"I am not a racist." The fact that we even have to make a qualifying statement such as "I am not a racist!" in America may say less about our past and more about the present misuse of labels. Qualifying statements may also indicate how quickly others are to take offense in our culture. However, racial qualifications may have more to do with conscience than anything else.
Last month, my daughter's travel soccer team decided to go out to dinner after a game. Over pizza, the girls and the team parents were able to get to know each other on a more personal level. During some light conversation with another father, I asked, "Has anyone ever told you that you look like Kurt Russell?" He said, "No, is that a good thing?" I said, "Well, he's a good looking guy, successful, and famous!" I then jokingly said, "I guess it's better than being compared to Barak Obama." He laughed and shortly thereafter, we finished our pizza and went our separate ways.
Later that night, my conscience began bothering me regarding that last statement but I could not understand why. It finally occurred to me that my struggle had to do with the potential perception with which my comment could have been received because Barak Obama is a black President. I began thinking to myself, "I am not a racist and there are no latent issues of which I am aware." I further protested, "My comment was politically motivated and had nothing to do race." Yet, I was really bothered by the fact that it could have been misconstrued.
I began conducting an objective comparative analysis of the two men in my mind. Given the same criteria used to consider that the Kurt Russell comment was a compliment, I would have to admit that Barak Obama is also a good looking guy, successful, and famous. "So what is the difference between these two men?" I asked myself. To be truly objective, I have to admit that at the time of the comment, I knew very little about Kurt Russell other than the fact that he has been cohabitating with his girlfriend, Goldie Hawn, for over two decades. While, on the other hand, Barak Obama is a family man in a traditional, monogamous marriage, like I am.
My mind began probing for some kind of evidence to clear my conscience and relieve my guilt. The defense attorney of my inner voice began to compose a mental checklist – proof that would undeniably declare my innocence.

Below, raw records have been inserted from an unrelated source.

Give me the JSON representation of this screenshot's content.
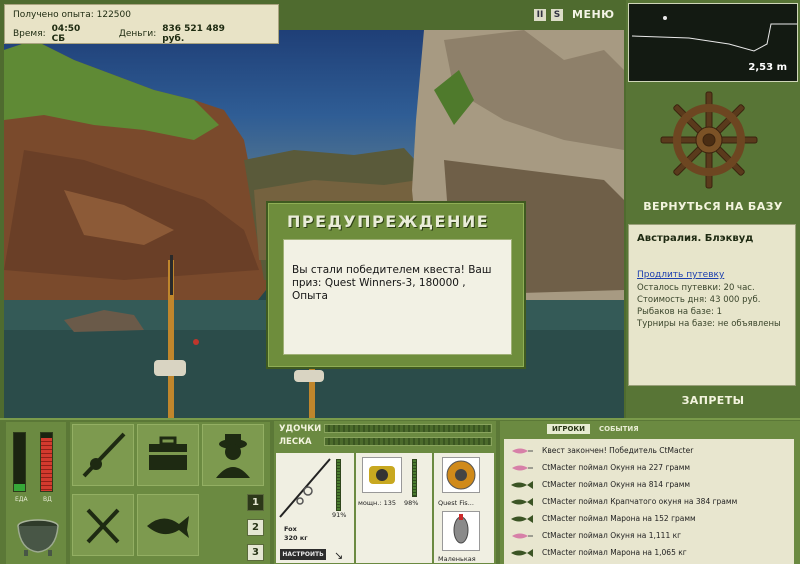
{
  "stats": {
    "exp_label": "Получено опыта:",
    "exp_value": "122500",
    "time_label": "Время:",
    "time_value": "04:50 СБ",
    "money_label": "Деньги:",
    "money_value": "836 521 489 руб."
  },
  "topbar": {
    "pause_glyph": "II",
    "sound_glyph": "S",
    "menu_label": "МЕНЮ"
  },
  "depth": {
    "value": "2,53 m"
  },
  "base": {
    "return_label": "ВЕРНУТЬСЯ НА БАЗУ",
    "name": "Австралия. Блэквуд",
    "extend_link": "Продлить путевку",
    "remaining": "Осталось путевки: 20 час.",
    "day_cost": "Стоимость дня: 43 000 руб.",
    "anglers": "Рыбаков на базе: 1",
    "tournaments": "Турниры на базе: не объявлены",
    "bans_label": "ЗАПРЕТЫ"
  },
  "dialog": {
    "title": "ПРЕДУПРЕЖДЕНИЕ",
    "message": "Вы стали победителем квеста! Ваш приз: Quest Winners-3, 180000 , Опыта"
  },
  "meters": {
    "food_label": "ЕДА",
    "food_level": 0.12,
    "drink_label": "ВД",
    "drink_level": 0.92
  },
  "slots": [
    "1",
    "2",
    "3"
  ],
  "tackle": {
    "rod_label": "УДОЧКИ",
    "line_label": "ЛЕСКА",
    "rod_name": "Fox",
    "rod_load": "320 кг",
    "rod_percent": "91%",
    "reel_name": "мощн.: 135",
    "reel_percent": "98%",
    "line_name": "Quest Fis...",
    "lure_name": "Маленькая",
    "config_label": "НАСТРОИТЬ"
  },
  "events": {
    "tabs": [
      "ИГРОКИ",
      "СОБЫТИЯ"
    ],
    "items": [
      {
        "text": "Квест закончен! Победитель CtMacter",
        "icon": "lure-icon"
      },
      {
        "text": "CtMacter поймал Окуня на 227 грамм",
        "icon": "lure-icon"
      },
      {
        "text": "CtMacter поймал Окуня на 814 грамм",
        "icon": "fish-icon"
      },
      {
        "text": "CtMacter поймал Крапчатого окуня на 384 грамм",
        "icon": "fish-icon"
      },
      {
        "text": "CtMacter поймал Марона на 152 грамм",
        "icon": "fish-icon"
      },
      {
        "text": "CtMacter поймал Окуня на 1,111 кг",
        "icon": "lure-icon"
      },
      {
        "text": "CtMacter поймал Марона на 1,065 кг",
        "icon": "fish-icon"
      }
    ]
  }
}
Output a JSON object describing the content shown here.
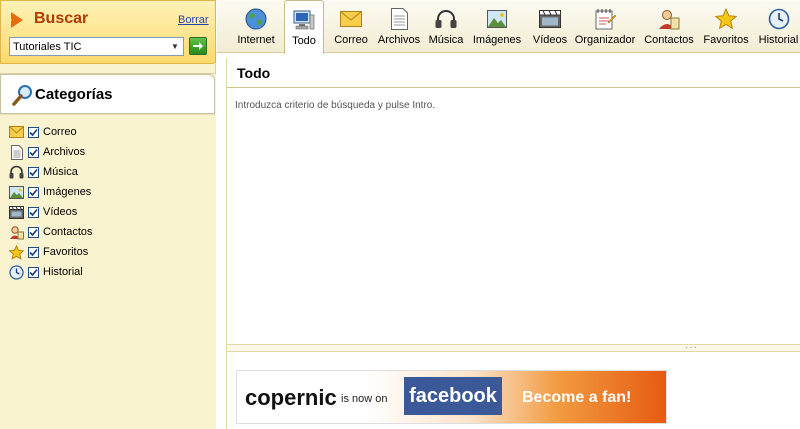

Typical thoughts began streaming:
- My childhood friends were from many different ethnic backgrounds.
- I have a very diverse group of friends at church, in my community, and at work.
- As a professional, I have even been approached by a friend who asked me to consider partnering with him to begin a multi-cultural ministry.
- For leisure, I am rereading my all-time favorite autobiography "Up From Slavery" by Booker T. Washington, which I believe should be required reading for every leader in America, if not every American.
That's it! Booker T. Washington – Probably no other person in history overcame greater odds, rising from slavery to national prominence. Booker T. Washington completely understood the significance of the racial issues of his day for both black and white Americans. He believed that "No man whose vision is bounded by color can come into contact with what is highest and best in the world" (111). He held this conviction for the black man, no less than for the white man. Pockets of racial tension still exist within America today, but I believe that Booker T. Washington would be disappointed that race is still an issue and that "color" is used politically to intimidate opposition from speaking out against ideas that are counterproductive to the interest of our country.
Booker T. Washington, no doubt, would be delighted to see the fruit of his labor and that of his fellow countrymen resulting in the election of the first black President. However, I do believe that he would not endorse the current political climate which serves two extremes. One that seeks to ignore verifiable issues of racism and the other that attempts to silence opposition with false accusations of racism, both of which are forms of racial discrimination.
When Booker T. Washington was invited to speak at The Atlanta Exposition on September 18, 1895, among other comments he said, "No race can prosper till it learns that there is as much dignity in tilling a field as in writing a poem. It is at the bottom of life we must begin, and not at the top. Nor should we permit our grievances to overshadow our opportunities" (107). As he addressed a crowd of black and white Americans in the South, he deliberately emphasized that progress between the two races could only take place as opportunities overshadowed grievances. He believed that progress could only advance through the combined effort of both races working together in an industrial spirit of cooperation and not by harboring resentment over past experiences.
My original comment could have just as easily been made during the Presidency of Bill Clinton or George W. Bush. If I said to my friend "I guess it's better than being compared to Bill Clinton or George W. Bush," no one in our country, including myself, would have had any racial tension about the remark. Most decent Americans rightly fear racist labels, primarily because they are not racists. The very framework of our democracy rests upon the foundation that the health of our nation is of crucial interest to all Americans. Well-meaning Americans who critique any standing President, his policies, his administration, or his party are not racists, but rather are simply participating in the same political system that has been in place for over ten generations. Echoing the message of Booker T. Washington once again, we should desire what is best for all races in America at the exclusion of none.
Dedicated to Booker T. Washington born April 5, 1856